As Canada, and our local communities, prepare for mass immunization against COVID-19, addressing vaccine hesitancy will be key to a successful rollout and keeping the public safe, but first, one needs to understand what’s behind it. This is what students Erin Bennett-Rilling and Rachel Tsitomeneas are working to find out through a community-based research study aimed at understanding vaccine hesitancy among the local population in resident of Peterborough City, Peterborough County, Hiawatha First Nation, or Curve Lake First Nation.
“It’s a tremendous opportunity for these students to apply the abstract social research principles they learned in the classroom to a study that will have a direct impact on service delivery and public health messaging,” says Dr. Naomi Nichols, associate professor in Sociology at Trent and Canada research chair in Community-Partnered Social Justice, who is overseeing the project with PPH.
The project is also a way for the student researchers to think and understand different career options.
“Communicating scientific knowledge to the public is a very important job and a career option that someone with a specialization in sociology and health might pursue because you understand the social dimensions of knowledge production as well as the impacts of science on the organization of everyday life,” says Professor Nichols.
Focus group research to inform local public health communication
The fieldwork component of the study includes a series of upcoming focus groups where participants will be invited to share their beliefs, concerns and opinions on the safety, efficacy, and accessibility of the anti-COVID vaccine.

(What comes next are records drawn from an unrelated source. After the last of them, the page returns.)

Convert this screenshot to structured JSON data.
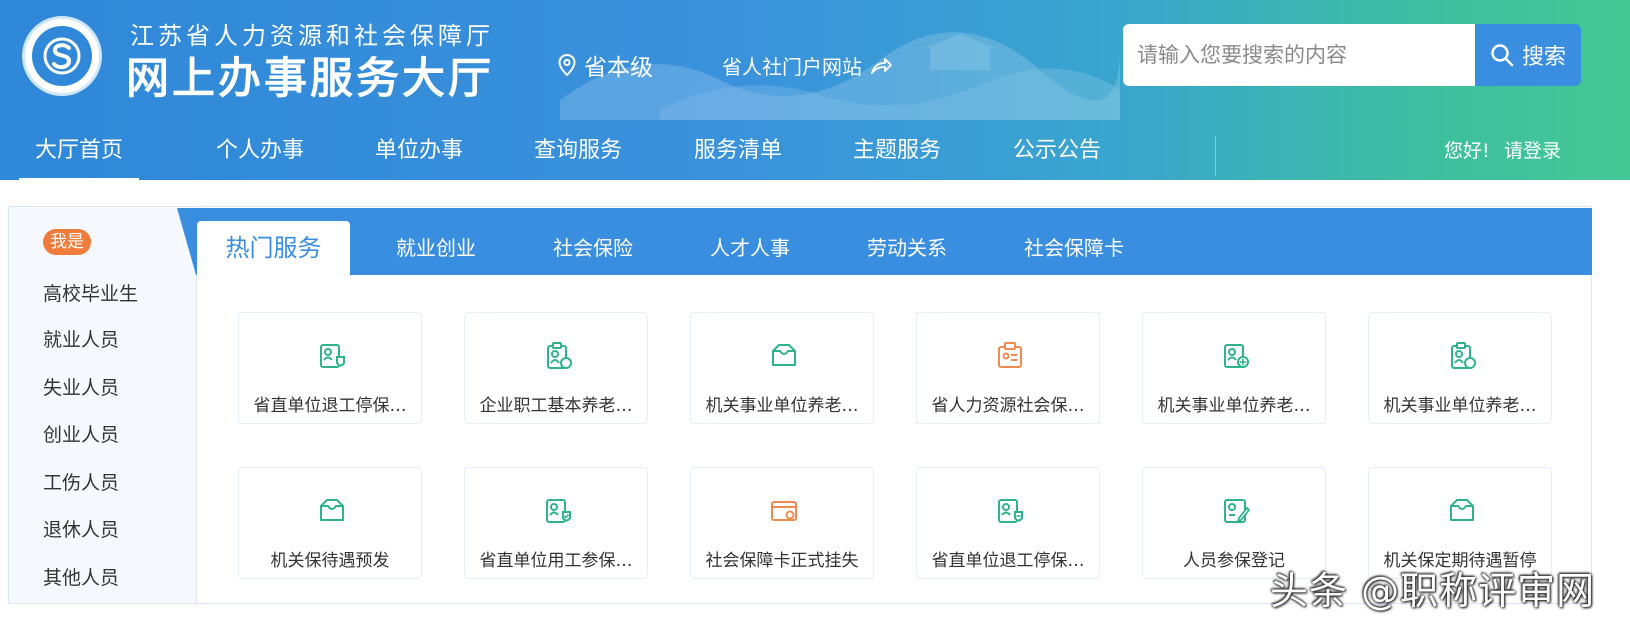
{
  "header": {
    "org_name": "江苏省人力资源和社会保障厅",
    "portal_name": "网上办事服务大厅",
    "region_label": "省本级",
    "portal_link": "省人社门户网站",
    "search_placeholder": "请输入您要搜索的内容",
    "search_button": "搜索"
  },
  "nav": {
    "items": [
      "大厅首页",
      "个人办事",
      "单位办事",
      "查询服务",
      "服务清单",
      "主题服务",
      "公示公告"
    ],
    "active_index": 0,
    "greeting": "您好!",
    "login": "请登录"
  },
  "sidebar": {
    "badge": "我是",
    "items": [
      "高校毕业生",
      "就业人员",
      "失业人员",
      "创业人员",
      "工伤人员",
      "退休人员",
      "其他人员"
    ]
  },
  "tabs": {
    "active": "热门服务",
    "items": [
      "就业创业",
      "社会保险",
      "人才人事",
      "劳动关系",
      "社会保障卡"
    ]
  },
  "services": [
    {
      "label": "省直单位退工停保…",
      "icon": "person-doc-shield-icon",
      "color": "#2fb38f"
    },
    {
      "label": "企业职工基本养老…",
      "icon": "clipboard-person-icon",
      "color": "#2fb38f"
    },
    {
      "label": "机关事业单位养老…",
      "icon": "inbox-tray-icon",
      "color": "#2fb38f"
    },
    {
      "label": "省人力资源社会保…",
      "icon": "clipboard-list-icon",
      "color": "#f08a50"
    },
    {
      "label": "机关事业单位养老…",
      "icon": "person-doc-plus-icon",
      "color": "#2fb38f"
    },
    {
      "label": "机关事业单位养老…",
      "icon": "clipboard-person-icon",
      "color": "#2fb38f"
    },
    {
      "label": "机关保待遇预发",
      "icon": "inbox-tray-icon",
      "color": "#2fb38f"
    },
    {
      "label": "省直单位用工参保…",
      "icon": "person-doc-check-icon",
      "color": "#2fb38f"
    },
    {
      "label": "社会保障卡正式挂失",
      "icon": "card-icon",
      "color": "#f08a50"
    },
    {
      "label": "省直单位退工停保…",
      "icon": "person-doc-minus-icon",
      "color": "#2fb38f"
    },
    {
      "label": "人员参保登记",
      "icon": "doc-pen-icon",
      "color": "#2fb38f"
    },
    {
      "label": "机关保定期待遇暂停",
      "icon": "inbox-tray-icon",
      "color": "#2fb38f"
    }
  ],
  "watermark": "头条 @职称评审网"
}
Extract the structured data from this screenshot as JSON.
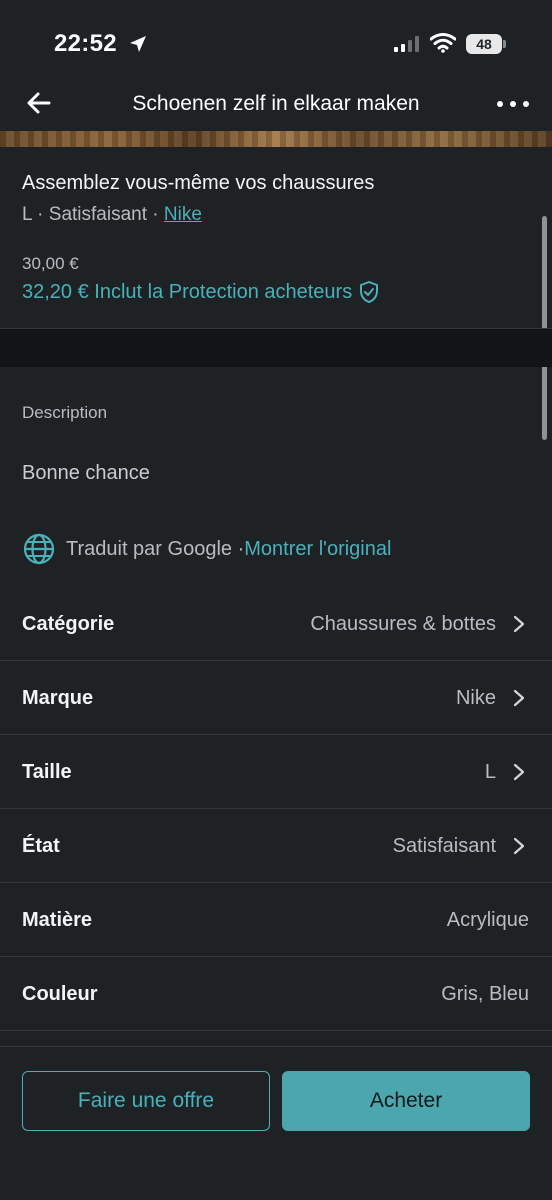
{
  "status_bar": {
    "time": "22:52",
    "battery": "48"
  },
  "nav": {
    "title": "Schoenen zelf in elkaar maken"
  },
  "item": {
    "title": "Assemblez vous-même vos chaussures",
    "size": "L",
    "separator": " · ",
    "condition": "Satisfaisant",
    "brand": "Nike",
    "price": "30,00 €",
    "total_price": "32,20 € Inclut la Protection acheteurs"
  },
  "description": {
    "label": "Description",
    "text": "Bonne chance",
    "translated_by": "Traduit par Google · ",
    "show_original": "Montrer l'original"
  },
  "attributes": [
    {
      "label": "Catégorie",
      "value": "Chaussures & bottes",
      "has_arrow": true
    },
    {
      "label": "Marque",
      "value": "Nike",
      "has_arrow": true
    },
    {
      "label": "Taille",
      "value": "L",
      "has_arrow": true
    },
    {
      "label": "État",
      "value": "Satisfaisant",
      "has_arrow": true
    },
    {
      "label": "Matière",
      "value": "Acrylique",
      "has_arrow": false
    },
    {
      "label": "Couleur",
      "value": "Gris, Bleu",
      "has_arrow": false
    }
  ],
  "actions": {
    "offer": "Faire une offre",
    "buy": "Acheter"
  },
  "colors": {
    "accent": "#4ab0b9",
    "background": "#1f2225",
    "button_fill": "#4ca6ae"
  }
}
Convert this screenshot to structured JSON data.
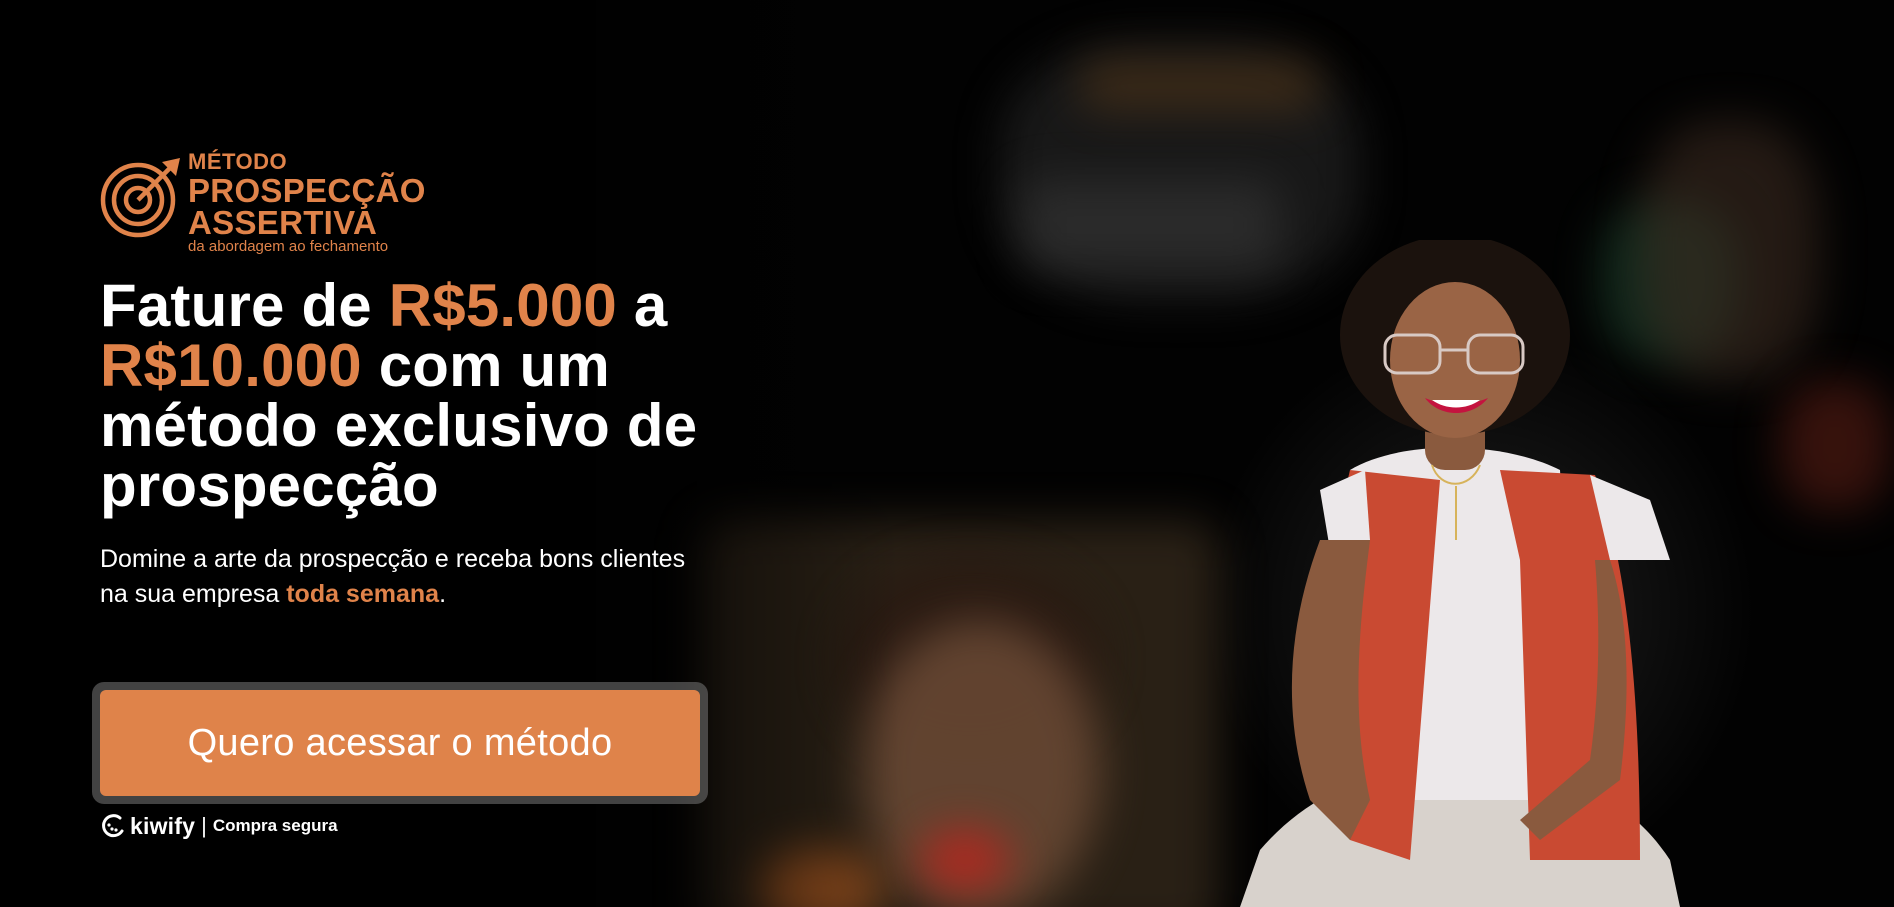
{
  "logo": {
    "line1": "MÉTODO",
    "line2": "PROSPECÇÃO",
    "line3": "ASSERTIVA",
    "tagline": "da abordagem ao fechamento",
    "icon": "target-arrow-icon"
  },
  "hero": {
    "headline": {
      "p1": "Fature de ",
      "amount1": "R$5.000",
      "p2": " a",
      "amount2": "R$10.000",
      "p3": " com um",
      "p4": "método exclusivo de",
      "p5": "prospecção"
    },
    "subheadline": {
      "text": "Domine a arte da prospecção e receba bons clientes na sua empresa ",
      "highlight": "toda semana",
      "end": "."
    }
  },
  "cta": {
    "label": "Quero acessar o método"
  },
  "checkout": {
    "brand": "kiwify",
    "separator": "|",
    "secure_label": "Compra segura"
  },
  "colors": {
    "accent": "#df834a",
    "background": "#000000",
    "text": "#ffffff"
  }
}
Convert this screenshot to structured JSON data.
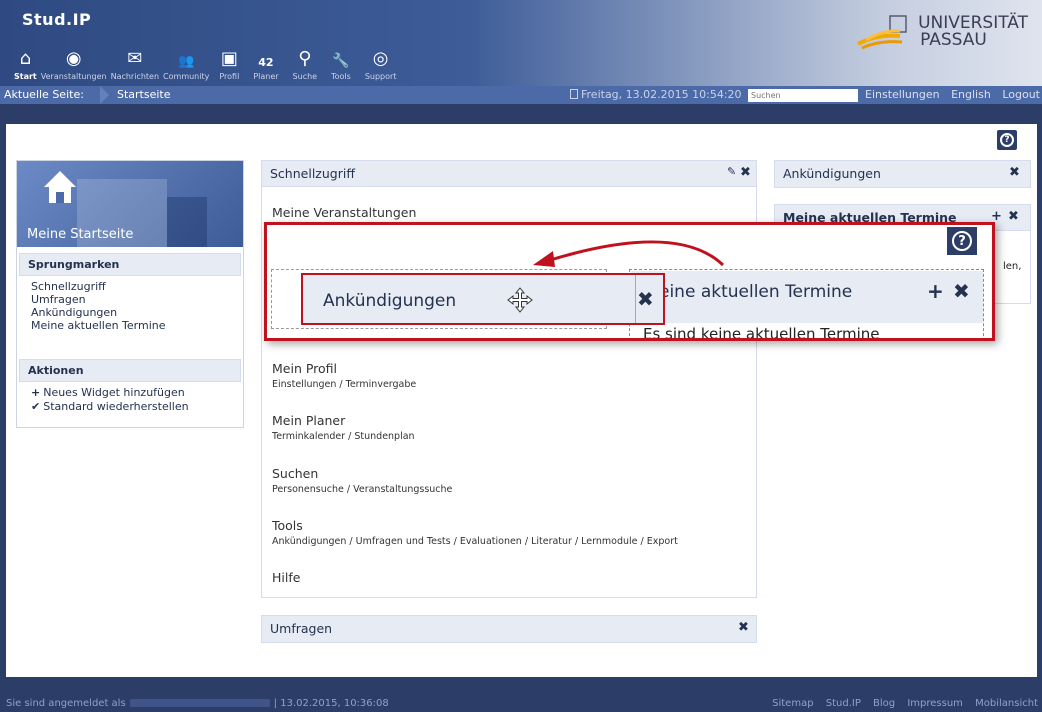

“The results of our research will inform Peterborough Public Health on which messages to communicate about vaccines and who should be communicating them based on what we hear back from our communities,” says Ms. Tsitomeneas.
The idea for the study came from PPH. “There’s a lot of information out there about the vaccines, so we hope that by testing these assumptions and finding out what questions and concerns people have, we can be as clear and as helpful as possible in our messaging,” says Brittany Cadence, communications manager at Peterborough Public Health.
Local research could have broader implications
The focus groups will be segmented by demographic and psychographic characteristics. “We’re hoping this will enable us to do more of a deep dive in understanding the needs and concerns of different populations within the local community and how to communicate with them,” says Ms. Bennett-Rilling.
Though the insights from the study will be used to develop health communications specific to Peterborough, Prof. Nichols expects it could also yield useful information to share with public health units in other small to mid-sized Ontario cities and towns like London, Guelph, Kingston, and Stratford which show similar patterns of vaccine hesitancy.
The deadline to apply to participate in this study is February 14. Visit peterboroughpublichealth.ca to learn more about the study and to sign up to participate.